Hydration is so important during pregnancy. While it may seem counterintuitive to drink a lot of water when you’re feeling nauseated, it not only benefits you but also the baby – helping to form the placenta and the amniotic sac.
“Drink cold, clear beverages such as ginger ale or sparkling flavored water,” Dr. Bradfield said. “Or try adding in a slice of ginger to hot water or decaf tea.”
Research has shown that ginger is an effective and safe treatment for nausea and vomiting.
3. Avoid unpleasant smells
Whether it’s the sight of raw chicken or the less-than-pleasant whiff of someone’s perfume, certain smells can turn your tummy and cue your gag reflex. When you can’t open a window or walk away, try sniffing pleasant scents like lemon, peppermint, ginger or orange.
4. Take vitamin B6 and doxylamine succinate
If you’re trying to avoid prescription medication, Dr. Bradfield said a combination therapy of B6 (pyridoxine) and doxylamine succinate, an antihistamine like Unisom, or diphenhydramine, another antihistamine, may be good alternatives.
“Studies suggest that taking vitamin B6 and doxylamine for morning sickness greatly improves nausea,” Dr. Bradfield said. “They are low-risk, very affordable and don’t require a prescription but speak with your provider first before taking anything.”
5. Get plenty of rest
“Your body has a lot of increased metabolic demands, so sleep, meditation and relaxation are vital while pregnant,” Dr. Bradfield says. “Nausea tends to increase with fatigue and stress.”
Try lying down, closing your eyes and taking deep breaths. Take a warm bath before bedtime to help settle your body and mind. If you’re having trouble sleeping, there are also some approved over-the-counter sleep medications, but check with your provider before taking anything.
[Also read “How to Beat This Sleep Problem That Strikes Pregnant Women.”]
Is there medical treatment for morning sickness?
If at-home treatments and over-the-counter medications don’t do the trick, a combination of stronger prescription medications for morning sickness may bring relief. Your provider may prescribe an antiemetic drug and/or acid reflux blocker. Not all are safe to use during pregnancy, so talk to your provider to make sure the medicine is a good choice for you.
When to see your health care provider
Morning sickness can really bring discomfort, but don’t ignore unusual symptoms. If you believe you are suffering from hyperemesis gravidarum or any of the symptoms below, seek immediate care from your health care provider:
- Inability to keep food/drink down for 24 hours
- Weight loss

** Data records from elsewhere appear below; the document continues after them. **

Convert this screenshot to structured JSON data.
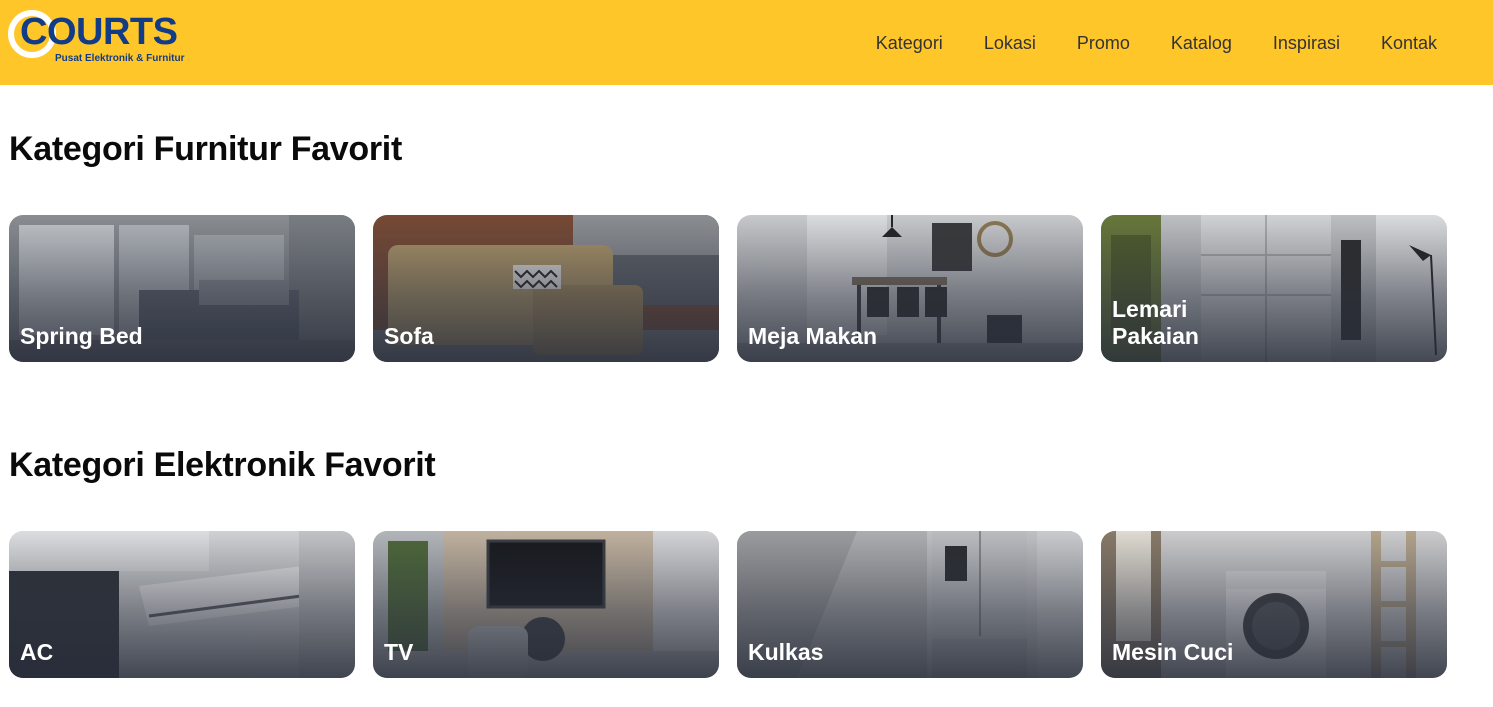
{
  "brand": {
    "name": "COURTS",
    "tagline": "Pusat Elektronik & Furnitur",
    "colors": {
      "header": "#ffc629",
      "logo": "#123d86"
    }
  },
  "nav": [
    "Kategori",
    "Lokasi",
    "Promo",
    "Katalog",
    "Inspirasi",
    "Kontak"
  ],
  "furniture": {
    "title": "Kategori Furnitur Favorit",
    "items": [
      {
        "label": "Spring Bed",
        "image": "bedroom-photo"
      },
      {
        "label": "Sofa",
        "image": "sofa-photo"
      },
      {
        "label": "Meja Makan",
        "image": "dining-table-photo"
      },
      {
        "label": "Lemari Pakaian",
        "image": "wardrobe-photo"
      }
    ]
  },
  "electronics": {
    "title": "Kategori Elektronik Favorit",
    "items": [
      {
        "label": "AC",
        "image": "air-conditioner-photo"
      },
      {
        "label": "TV",
        "image": "television-photo"
      },
      {
        "label": "Kulkas",
        "image": "refrigerator-photo"
      },
      {
        "label": "Mesin Cuci",
        "image": "washing-machine-photo"
      }
    ]
  }
}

- Vomiting blood (looks dark, bloody or like coffee grounds (a sign of blood in vomit)
- Abdominal pain or cramping
- Difficulty urinating due to dehydration
Have concerns? Contact the Banner Nurse Now line for free health care advice 24 hours a day, seven days a week at 844-259-9494.

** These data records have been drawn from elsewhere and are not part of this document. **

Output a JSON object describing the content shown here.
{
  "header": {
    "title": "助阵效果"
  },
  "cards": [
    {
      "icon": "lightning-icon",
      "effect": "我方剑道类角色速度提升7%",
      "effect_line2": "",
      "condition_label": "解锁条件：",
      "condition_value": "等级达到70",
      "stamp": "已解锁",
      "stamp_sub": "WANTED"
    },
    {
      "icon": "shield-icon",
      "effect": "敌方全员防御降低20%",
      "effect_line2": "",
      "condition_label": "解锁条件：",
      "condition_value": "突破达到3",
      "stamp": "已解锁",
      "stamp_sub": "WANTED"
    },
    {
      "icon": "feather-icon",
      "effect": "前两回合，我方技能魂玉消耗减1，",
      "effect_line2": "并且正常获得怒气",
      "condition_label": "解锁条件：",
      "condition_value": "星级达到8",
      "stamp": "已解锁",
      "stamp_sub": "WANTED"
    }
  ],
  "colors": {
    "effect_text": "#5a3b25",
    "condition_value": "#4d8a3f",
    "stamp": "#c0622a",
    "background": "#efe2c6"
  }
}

Related pregnancy blogs:
- PUPP: 3 Things to Know About This Pregnancy-Related Rash
- Is It Safe to Take Antibiotics While I’m Pregnant?
- Pregnancy Fatigue: What’s Normal and What’s Not